    • Get the right insurance for the organisation and its assets and activities. 

We recommend printing out your legal obligations and having them to hand in your office or clubhouse. Make sure everyone on your club’s committee is aware of them too (especially anyone who’ll be hiring any employees or dealing directly with members). You can find a full printable version in HSBC’s Knowledge Centre

12. What are the common mistakes I should avoid?

If you can remember these 5 rules, you should manage to sidestep the downfalls of sports club treasurers before you:

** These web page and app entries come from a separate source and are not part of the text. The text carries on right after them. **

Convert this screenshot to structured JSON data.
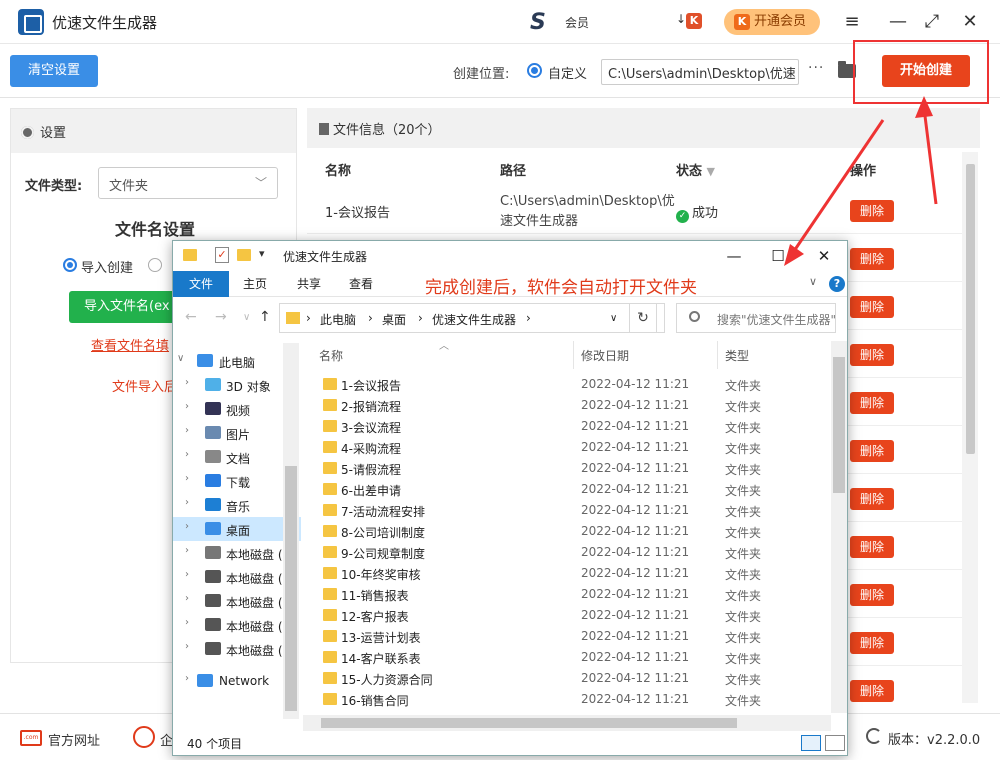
{
  "app": {
    "title": "优速文件生成器",
    "user_label": "会员",
    "vip_label": "开通会员",
    "vip_k": "K",
    "sort_k": "K"
  },
  "toolbar": {
    "clear_label": "清空设置",
    "location_label": "创建位置:",
    "custom_label": "自定义",
    "path_value": "C:\\Users\\admin\\Desktop\\优速",
    "more_label": "···",
    "start_label": "开始创建"
  },
  "left": {
    "header": "设置",
    "file_type_label": "文件类型:",
    "file_type_value": "文件夹",
    "name_setting_title": "文件名设置",
    "radio_import": "导入创建",
    "import_button": "导入文件名(ex",
    "view_link": "查看文件名填",
    "import_hint": "文件导入后"
  },
  "right": {
    "header": "文件信息（20个）",
    "columns": [
      "名称",
      "路径",
      "状态",
      "操作"
    ],
    "first_row": {
      "name": "1-会议报告",
      "path": "C:\\Users\\admin\\Desktop\\优速文件生成器",
      "status": "成功"
    },
    "delete_label": "删除"
  },
  "bottom": {
    "website": "官方网址",
    "web_icon_text": ".com",
    "qq_label": "企",
    "version": "版本：v2.2.0.0"
  },
  "explorer": {
    "title": "优速文件生成器",
    "tabs": [
      "文件",
      "主页",
      "共享",
      "查看"
    ],
    "annotation": "完成创建后，软件会自动打开文件夹",
    "breadcrumb": [
      "此电脑",
      "桌面",
      "优速文件生成器"
    ],
    "search_placeholder": "搜索\"优速文件生成器\"",
    "nav": [
      {
        "label": "此电脑",
        "chev": "∨"
      },
      {
        "label": "3D 对象",
        "chev": "›"
      },
      {
        "label": "视频",
        "chev": "›"
      },
      {
        "label": "图片",
        "chev": "›"
      },
      {
        "label": "文档",
        "chev": "›"
      },
      {
        "label": "下载",
        "chev": "›"
      },
      {
        "label": "音乐",
        "chev": "›"
      },
      {
        "label": "桌面",
        "chev": "›"
      },
      {
        "label": "本地磁盘 (",
        "chev": "›"
      },
      {
        "label": "本地磁盘 (",
        "chev": "›"
      },
      {
        "label": "本地磁盘 (",
        "chev": "›"
      },
      {
        "label": "本地磁盘 (",
        "chev": "›"
      },
      {
        "label": "本地磁盘 (",
        "chev": "›"
      },
      {
        "label": "Network",
        "chev": "›"
      }
    ],
    "columns": [
      "名称",
      "修改日期",
      "类型"
    ],
    "files": [
      {
        "name": "1-会议报告",
        "date": "2022-04-12 11:21",
        "type": "文件夹"
      },
      {
        "name": "2-报销流程",
        "date": "2022-04-12 11:21",
        "type": "文件夹"
      },
      {
        "name": "3-会议流程",
        "date": "2022-04-12 11:21",
        "type": "文件夹"
      },
      {
        "name": "4-采购流程",
        "date": "2022-04-12 11:21",
        "type": "文件夹"
      },
      {
        "name": "5-请假流程",
        "date": "2022-04-12 11:21",
        "type": "文件夹"
      },
      {
        "name": "6-出差申请",
        "date": "2022-04-12 11:21",
        "type": "文件夹"
      },
      {
        "name": "7-活动流程安排",
        "date": "2022-04-12 11:21",
        "type": "文件夹"
      },
      {
        "name": "8-公司培训制度",
        "date": "2022-04-12 11:21",
        "type": "文件夹"
      },
      {
        "name": "9-公司规章制度",
        "date": "2022-04-12 11:21",
        "type": "文件夹"
      },
      {
        "name": "10-年终奖审核",
        "date": "2022-04-12 11:21",
        "type": "文件夹"
      },
      {
        "name": "11-销售报表",
        "date": "2022-04-12 11:21",
        "type": "文件夹"
      },
      {
        "name": "12-客户报表",
        "date": "2022-04-12 11:21",
        "type": "文件夹"
      },
      {
        "name": "13-运营计划表",
        "date": "2022-04-12 11:21",
        "type": "文件夹"
      },
      {
        "name": "14-客户联系表",
        "date": "2022-04-12 11:21",
        "type": "文件夹"
      },
      {
        "name": "15-人力资源合同",
        "date": "2022-04-12 11:21",
        "type": "文件夹"
      },
      {
        "name": "16-销售合同",
        "date": "2022-04-12 11:21",
        "type": "文件夹"
      }
    ],
    "status": "40 个项目"
  }
}
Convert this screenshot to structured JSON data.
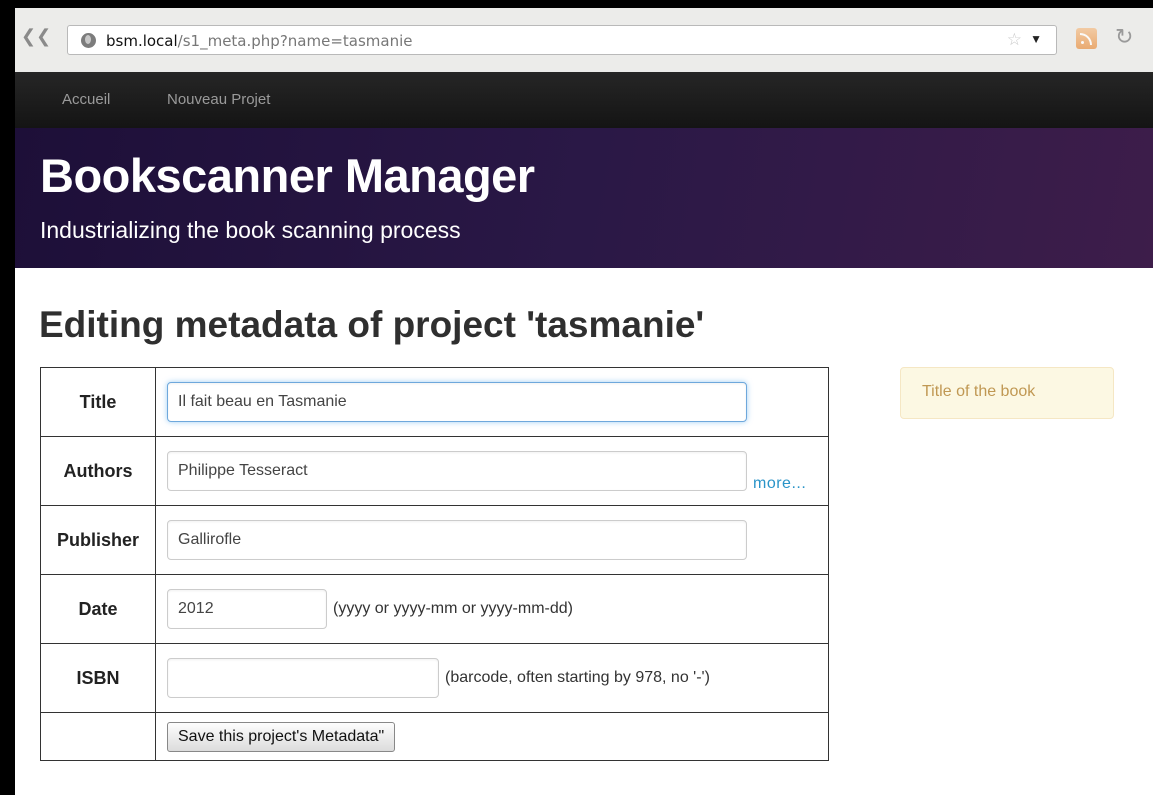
{
  "browser": {
    "url_host": "bsm.local",
    "url_path": "/s1_meta.php?name=tasmanie"
  },
  "nav": {
    "items": [
      {
        "label": "Accueil"
      },
      {
        "label": "Nouveau Projet"
      }
    ]
  },
  "hero": {
    "title": "Bookscanner Manager",
    "subtitle": "Industrializing the book scanning process"
  },
  "main": {
    "heading": "Editing metadata of project 'tasmanie'",
    "form": {
      "title": {
        "label": "Title",
        "value": "Il fait beau en Tasmanie"
      },
      "authors": {
        "label": "Authors",
        "value": "Philippe Tesseract",
        "more_link": "more..."
      },
      "publisher": {
        "label": "Publisher",
        "value": "Gallirofle"
      },
      "date": {
        "label": "Date",
        "value": "2012",
        "hint": "(yyyy or yyyy-mm or yyyy-mm-dd)"
      },
      "isbn": {
        "label": "ISBN",
        "value": "",
        "hint": "(barcode, often starting by 978, no '-')"
      },
      "save_label": "Save this project's Metadata\""
    },
    "help_text": "Title of the book"
  },
  "colors": {
    "navbar": "#1b1b1b",
    "hero_start": "#1d0f38",
    "hero_end": "#3d1d4a",
    "link": "#2a94c8",
    "help_bg": "#fcf8e3",
    "help_text": "#c09853"
  },
  "icons": {
    "back": "back-arrow-icon",
    "site": "globe-icon",
    "bookmark": "star-icon",
    "feed": "rss-icon",
    "reload": "reload-icon"
  }
}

  • Set up clear structures and ways of working with your fellow committee members. 
  • Stay on top of your role by setting aside a few hours for the role each week. It’s difficult to play catch up if don’t look at the club’s accounts regularly.
  • Ensure that all ingoings and outgoings are recorded accurately, so that you can always report back to the committee and key stakeholders. 
  • Try to avoid handling too much petty cash as this can leave room for error. Promptly bank any petty cash so that it is safe in the club’s bank account. 
  • Speak and listen to your club’s members, committee and stakeholders. A successful treasurer understands the needs of their club. 

Make some extra money for your club with GoRaise

It’s always helpful to have some extra funds for your sports club! Introduce your club to GoRaise and it’ll be the easiest fundraising you ever do. Simply start with GoRaise every time you, your club members, friends and family shop online. A percentage of the purchase made will come back to your cub as a donation, at no extra cost to you. The more supporters you have, the more money you can raise. Burghfield Bowls Club just raised over £130 in a month – and it didn’t cost them a penny!

If you want to find out more about fundraising for your club, start here or get in touch with us and we’ll be happy to help.

Thank you to Dave Gibson, Blu Sky Tax, and Mick Thompson, Treasurer for Rugeley Rugby Club, for their insight, advice and input to this article.